What this task involves: Reproduce the data, keeping every word exactly as it is.

Items from an interface collection
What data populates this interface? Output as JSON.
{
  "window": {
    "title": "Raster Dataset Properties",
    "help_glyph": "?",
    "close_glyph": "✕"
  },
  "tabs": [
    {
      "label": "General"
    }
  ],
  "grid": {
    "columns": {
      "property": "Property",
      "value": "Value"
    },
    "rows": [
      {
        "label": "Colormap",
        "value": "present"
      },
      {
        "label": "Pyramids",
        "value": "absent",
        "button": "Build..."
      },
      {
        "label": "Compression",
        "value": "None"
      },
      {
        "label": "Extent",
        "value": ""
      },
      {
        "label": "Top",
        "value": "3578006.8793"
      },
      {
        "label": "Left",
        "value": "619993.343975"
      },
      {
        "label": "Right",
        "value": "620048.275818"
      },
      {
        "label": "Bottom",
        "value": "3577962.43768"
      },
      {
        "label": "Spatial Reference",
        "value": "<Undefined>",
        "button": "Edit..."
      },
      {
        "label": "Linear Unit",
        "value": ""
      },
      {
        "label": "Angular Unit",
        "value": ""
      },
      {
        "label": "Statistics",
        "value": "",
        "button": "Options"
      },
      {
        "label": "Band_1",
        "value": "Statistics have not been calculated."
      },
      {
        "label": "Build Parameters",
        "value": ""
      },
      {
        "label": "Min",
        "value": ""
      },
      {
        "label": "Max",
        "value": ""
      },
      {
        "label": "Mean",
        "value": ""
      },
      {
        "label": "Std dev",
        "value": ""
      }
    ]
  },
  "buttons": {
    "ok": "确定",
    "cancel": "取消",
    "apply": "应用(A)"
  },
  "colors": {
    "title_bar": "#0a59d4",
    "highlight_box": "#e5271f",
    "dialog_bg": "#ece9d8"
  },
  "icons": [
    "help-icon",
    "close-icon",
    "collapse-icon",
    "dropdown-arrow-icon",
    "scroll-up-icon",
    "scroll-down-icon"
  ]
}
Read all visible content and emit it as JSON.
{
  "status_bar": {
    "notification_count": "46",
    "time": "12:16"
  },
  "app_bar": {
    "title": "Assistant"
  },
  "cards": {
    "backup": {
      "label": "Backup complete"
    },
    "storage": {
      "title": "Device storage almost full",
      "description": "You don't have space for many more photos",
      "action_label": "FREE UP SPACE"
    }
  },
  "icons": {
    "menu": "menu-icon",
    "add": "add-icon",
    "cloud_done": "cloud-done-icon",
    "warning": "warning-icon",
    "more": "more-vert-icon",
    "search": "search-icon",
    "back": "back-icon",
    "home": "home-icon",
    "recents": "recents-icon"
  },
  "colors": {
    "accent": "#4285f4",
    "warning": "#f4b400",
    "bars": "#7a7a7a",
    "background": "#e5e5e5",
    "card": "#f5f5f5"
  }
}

Answer to the problem:
What data populates this interface? Output as JSON.
{
  "window": {
    "title": "Raster Dataset Properties",
    "help_glyph": "?",
    "close_glyph": "✕"
  },
  "tabs": [
    {
      "label": "General"
    }
  ],
  "grid": {
    "columns": {
      "property": "Property",
      "value": "Value"
    },
    "rows": [
      {
        "label": "Colormap",
        "value": "present"
      },
      {
        "label": "Pyramids",
        "value": "absent",
        "button": "Build..."
      },
      {
        "label": "Compression",
        "value": "None"
      },
      {
        "label": "Extent",
        "value": ""
      },
      {
        "label": "Top",
        "value": "3578006.8793"
      },
      {
        "label": "Left",
        "value": "619993.343975"
      },
      {
        "label": "Right",
        "value": "620048.275818"
      },
      {
        "label": "Bottom",
        "value": "3577962.43768"
      },
      {
        "label": "Spatial Reference",
        "value": "<Undefined>",
        "button": "Edit..."
      },
      {
        "label": "Linear Unit",
        "value": ""
      },
      {
        "label": "Angular Unit",
        "value": ""
      },
      {
        "label": "Statistics",
        "value": "",
        "button": "Options"
      },
      {
        "label": "Band_1",
        "value": "Statistics have not been calculated."
      },
      {
        "label": "Build Parameters",
        "value": ""
      },
      {
        "label": "Min",
        "value": ""
      },
      {
        "label": "Max",
        "value": ""
      },
      {
        "label": "Mean",
        "value": ""
      },
      {
        "label": "Std dev",
        "value": ""
      }
    ]
  },
  "buttons": {
    "ok": "确定",
    "cancel": "取消",
    "apply": "应用(A)"
  },
  "colors": {
    "title_bar": "#0a59d4",
    "highlight_box": "#e5271f",
    "dialog_bg": "#ece9d8"
  },
  "icons": [
    "help-icon",
    "close-icon",
    "collapse-icon",
    "dropdown-arrow-icon",
    "scroll-up-icon",
    "scroll-down-icon"
  ]
}
Read all visible content and emit it as JSON.
{
  "status_bar": {
    "notification_count": "46",
    "time": "12:16"
  },
  "app_bar": {
    "title": "Assistant"
  },
  "cards": {
    "backup": {
      "label": "Backup complete"
    },
    "storage": {
      "title": "Device storage almost full",
      "description": "You don't have space for many more photos",
      "action_label": "FREE UP SPACE"
    }
  },
  "icons": {
    "menu": "menu-icon",
    "add": "add-icon",
    "cloud_done": "cloud-done-icon",
    "warning": "warning-icon",
    "more": "more-vert-icon",
    "search": "search-icon",
    "back": "back-icon",
    "home": "home-icon",
    "recents": "recents-icon"
  },
  "colors": {
    "accent": "#4285f4",
    "warning": "#f4b400",
    "bars": "#7a7a7a",
    "background": "#e5e5e5",
    "card": "#f5f5f5"
  }
}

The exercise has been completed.